▽

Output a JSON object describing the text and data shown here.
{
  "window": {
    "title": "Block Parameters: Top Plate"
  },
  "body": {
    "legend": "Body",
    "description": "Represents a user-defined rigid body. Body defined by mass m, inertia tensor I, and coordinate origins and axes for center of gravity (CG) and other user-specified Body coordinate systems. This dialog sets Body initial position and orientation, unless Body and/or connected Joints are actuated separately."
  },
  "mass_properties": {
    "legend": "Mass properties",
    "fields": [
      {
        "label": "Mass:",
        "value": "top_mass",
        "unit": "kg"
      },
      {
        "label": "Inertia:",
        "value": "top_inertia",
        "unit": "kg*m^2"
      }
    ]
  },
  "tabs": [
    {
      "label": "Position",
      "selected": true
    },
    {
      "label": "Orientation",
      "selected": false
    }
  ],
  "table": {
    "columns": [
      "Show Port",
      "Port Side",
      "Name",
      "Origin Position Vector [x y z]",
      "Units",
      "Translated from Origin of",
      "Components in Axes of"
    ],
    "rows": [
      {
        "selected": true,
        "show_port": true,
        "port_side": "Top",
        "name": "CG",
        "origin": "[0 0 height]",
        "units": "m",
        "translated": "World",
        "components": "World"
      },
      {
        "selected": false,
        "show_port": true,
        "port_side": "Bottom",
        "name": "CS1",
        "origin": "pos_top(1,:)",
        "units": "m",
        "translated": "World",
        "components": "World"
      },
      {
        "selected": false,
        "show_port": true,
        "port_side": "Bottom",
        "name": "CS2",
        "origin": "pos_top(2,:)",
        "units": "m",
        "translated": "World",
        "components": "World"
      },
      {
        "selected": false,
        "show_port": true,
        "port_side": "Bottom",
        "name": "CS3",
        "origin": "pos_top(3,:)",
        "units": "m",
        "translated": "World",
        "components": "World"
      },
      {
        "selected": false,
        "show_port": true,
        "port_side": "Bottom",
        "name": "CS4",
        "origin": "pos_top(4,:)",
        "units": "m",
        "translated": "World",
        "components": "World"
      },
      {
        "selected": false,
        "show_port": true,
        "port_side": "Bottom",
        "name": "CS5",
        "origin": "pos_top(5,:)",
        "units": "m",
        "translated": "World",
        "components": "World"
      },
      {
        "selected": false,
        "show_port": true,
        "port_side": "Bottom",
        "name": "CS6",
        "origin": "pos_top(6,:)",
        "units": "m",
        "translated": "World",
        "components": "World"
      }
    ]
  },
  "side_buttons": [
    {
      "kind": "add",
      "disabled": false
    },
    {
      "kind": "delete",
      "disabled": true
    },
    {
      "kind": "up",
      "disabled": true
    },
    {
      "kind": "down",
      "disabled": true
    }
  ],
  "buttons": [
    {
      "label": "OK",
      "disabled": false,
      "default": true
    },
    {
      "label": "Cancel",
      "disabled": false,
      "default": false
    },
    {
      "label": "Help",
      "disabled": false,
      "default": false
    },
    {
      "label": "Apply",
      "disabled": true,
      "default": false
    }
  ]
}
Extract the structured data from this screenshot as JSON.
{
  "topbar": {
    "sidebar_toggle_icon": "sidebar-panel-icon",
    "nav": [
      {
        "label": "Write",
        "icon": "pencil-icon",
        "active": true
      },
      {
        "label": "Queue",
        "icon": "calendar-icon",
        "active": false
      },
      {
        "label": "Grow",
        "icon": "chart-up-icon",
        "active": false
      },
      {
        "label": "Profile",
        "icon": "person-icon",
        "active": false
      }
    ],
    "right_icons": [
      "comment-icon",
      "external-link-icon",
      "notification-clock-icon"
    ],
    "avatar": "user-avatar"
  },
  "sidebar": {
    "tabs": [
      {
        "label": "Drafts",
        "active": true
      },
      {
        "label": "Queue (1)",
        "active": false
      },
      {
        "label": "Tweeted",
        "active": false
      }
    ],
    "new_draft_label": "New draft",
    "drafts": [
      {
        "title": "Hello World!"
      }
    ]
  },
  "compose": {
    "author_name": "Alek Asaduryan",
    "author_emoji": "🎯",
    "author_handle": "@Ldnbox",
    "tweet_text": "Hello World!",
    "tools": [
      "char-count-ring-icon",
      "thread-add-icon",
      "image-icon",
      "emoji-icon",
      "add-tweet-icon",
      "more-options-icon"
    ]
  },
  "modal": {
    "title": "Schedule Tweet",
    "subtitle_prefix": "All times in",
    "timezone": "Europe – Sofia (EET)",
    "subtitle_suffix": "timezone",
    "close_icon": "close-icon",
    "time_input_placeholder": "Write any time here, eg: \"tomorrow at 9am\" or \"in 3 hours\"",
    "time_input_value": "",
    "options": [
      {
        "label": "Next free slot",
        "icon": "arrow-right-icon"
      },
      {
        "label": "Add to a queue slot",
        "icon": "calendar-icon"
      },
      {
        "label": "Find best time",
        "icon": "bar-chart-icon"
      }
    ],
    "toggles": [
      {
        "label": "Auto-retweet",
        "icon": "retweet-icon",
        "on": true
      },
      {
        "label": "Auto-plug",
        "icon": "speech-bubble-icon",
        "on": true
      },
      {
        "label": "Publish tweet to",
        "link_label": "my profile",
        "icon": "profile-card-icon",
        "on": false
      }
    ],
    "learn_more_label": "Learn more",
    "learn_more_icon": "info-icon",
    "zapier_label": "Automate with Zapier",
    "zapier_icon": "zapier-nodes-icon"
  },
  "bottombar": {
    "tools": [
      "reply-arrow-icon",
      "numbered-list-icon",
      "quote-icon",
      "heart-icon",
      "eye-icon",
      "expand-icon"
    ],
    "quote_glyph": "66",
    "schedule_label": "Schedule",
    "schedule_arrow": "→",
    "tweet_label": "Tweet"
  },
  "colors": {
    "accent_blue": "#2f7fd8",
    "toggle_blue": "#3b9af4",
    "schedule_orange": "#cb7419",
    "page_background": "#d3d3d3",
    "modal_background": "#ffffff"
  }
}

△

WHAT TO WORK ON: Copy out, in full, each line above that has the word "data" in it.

ANSWER SECTION:
Output a JSON object describing the text and data shown here.
Extract the structured data from this screenshot as JSON.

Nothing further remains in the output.